And serving mad cows or sick swine, all ill
From ingesting strange flesh and/or feces,
Contracted in ponds, scum-green with algaes.
Earth Day should be Eden Revival Day,
Not a “Mayday! Mayday!” Emergency,
When the Apocalypse sounds factual—
Angels strike, and precious seem wine and oil,
And the seas belch up blood, and all fish die,
And sun scorches like fire, so wetlands dry,
And locusts chew roots, leaves, fruits, and Famine 
Eats every human down to skeleton,
And skies shine with poison Radiation 
Or go dark with choking smog. No nation
Is immune from terra firma that shakes!
One must ask: Does fracking trigger earthquakes?
Ebola, SARS, Swine Flu, Bird Flu,
And other pestilential plagues renew,
Plus West Nile Virus, and other disease—
Infections without treatment, deaths sans cease.
Lethal’s now the baffling kiss of sunlight—
Intricately broken down is skin, white
With pus, putrid with boils, palpably raw,
While tornadoes whirl and swirl, clout and claw,
Oceans go soapy as a laundromat,
Foaming; skyscrapers totter; homes go splat;
A tsunami of trash washes away
Hospitals, leaving unsanitary
Cadavers.
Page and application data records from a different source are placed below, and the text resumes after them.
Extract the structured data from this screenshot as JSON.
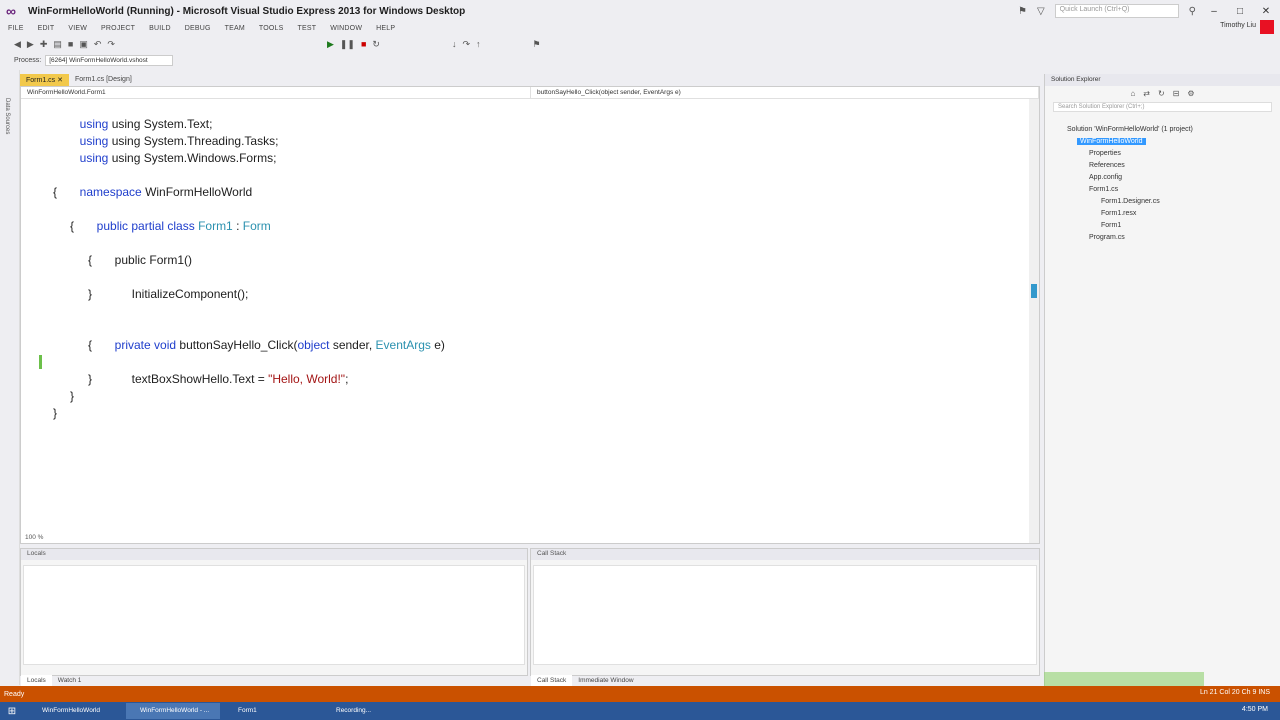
{
  "window": {
    "title": "WinFormHelloWorld (Running) - Microsoft Visual Studio Express 2013 for Windows Desktop",
    "quick_launch_placeholder": "Quick Launch (Ctrl+Q)"
  },
  "menu": {
    "items": [
      "FILE",
      "EDIT",
      "VIEW",
      "PROJECT",
      "BUILD",
      "DEBUG",
      "TEAM",
      "TOOLS",
      "TEST",
      "WINDOW",
      "HELP"
    ],
    "user": "Timothy Liu"
  },
  "toolbar2": {
    "process_label": "Process:",
    "process_value": "[6264] WinFormHelloWorld.vshost"
  },
  "rail": {
    "label": "Data Sources"
  },
  "tabs": [
    {
      "label": "Form1.cs ✕"
    },
    {
      "label": "Form1.cs [Design]"
    }
  ],
  "editor": {
    "nav_left": "WinFormHelloWorld.Form1",
    "nav_right": "buttonSayHello_Click(object sender, EventArgs e)",
    "zoom": "100 %"
  },
  "code": {
    "line1": "using System.Text;",
    "line2": "using System.Threading.Tasks;",
    "line3": "using System.Windows.Forms;",
    "ns_kw": "namespace",
    "ns_name": "WinFormHelloWorld",
    "class_kw": "public partial class",
    "class_name": "Form1",
    "class_base": "Form",
    "ctor": "public Form1()",
    "init": "InitializeComponent();",
    "method_kw": "private void",
    "method_name": "buttonSayHello_Click(",
    "param_kw": "object",
    "param_sender": "sender,",
    "param_type": "EventArgs",
    "param_e": "e)",
    "assign": "textBoxShowHello.Text = ",
    "string": "\"Hello, World!\"",
    "semicolon": ";"
  },
  "solution": {
    "title": "Solution Explorer",
    "search_placeholder": "Search Solution Explorer (Ctrl+;)",
    "items": [
      "Solution 'WinFormHelloWorld' (1 project)",
      "WinFormHelloWorld",
      "Properties",
      "References",
      "App.config",
      "Form1.cs",
      "Form1.Designer.cs",
      "Form1.resx",
      "Form1",
      "Program.cs"
    ]
  },
  "bottom": {
    "left_title": "Locals",
    "right_title": "Call Stack",
    "left_tabs": [
      "Locals",
      "Watch 1"
    ],
    "right_tabs": [
      "Call Stack",
      "Immediate Window"
    ]
  },
  "status": {
    "text": "Ready",
    "right": "Ln 21    Col 20    Ch 9    INS"
  },
  "taskbar": {
    "items": [
      "WinFormHelloWorld",
      "WinFormHelloWorld - ...",
      "Form1",
      "Recording..."
    ],
    "clock": "4:50 PM"
  }
}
Each toxic anatomy—
In obscene inundation—heaps awry.
Oil spills, clear-cut forests, firestorms, sink-holes
Swallowing suburbs whole, are routine tolls
Now, for “Progress.” Condemned seas and damned winds,
Waste lands, Rust Belts, vast contaminations,
Thorns and rubbish, smashed glass, cracked ceramics,
Charred remains, scorched-earth, war-zone Economics,
Bomb-blast disasters ever more drastic,
Atomic threats, arms races elastic,
Ever expanding, is just a short list
Of unpalatable residues unjust,
The catastrophes now making us sick—
Unsustainable—and uneconomic.
Is Capital the acceptable
Villain, or are our choices culpable?
If Mother Earth now faces assassins,
Who are the culprits if not we humans?
This Earth Day demands deliberate turns
Back to Nature: Balance: What each child learns.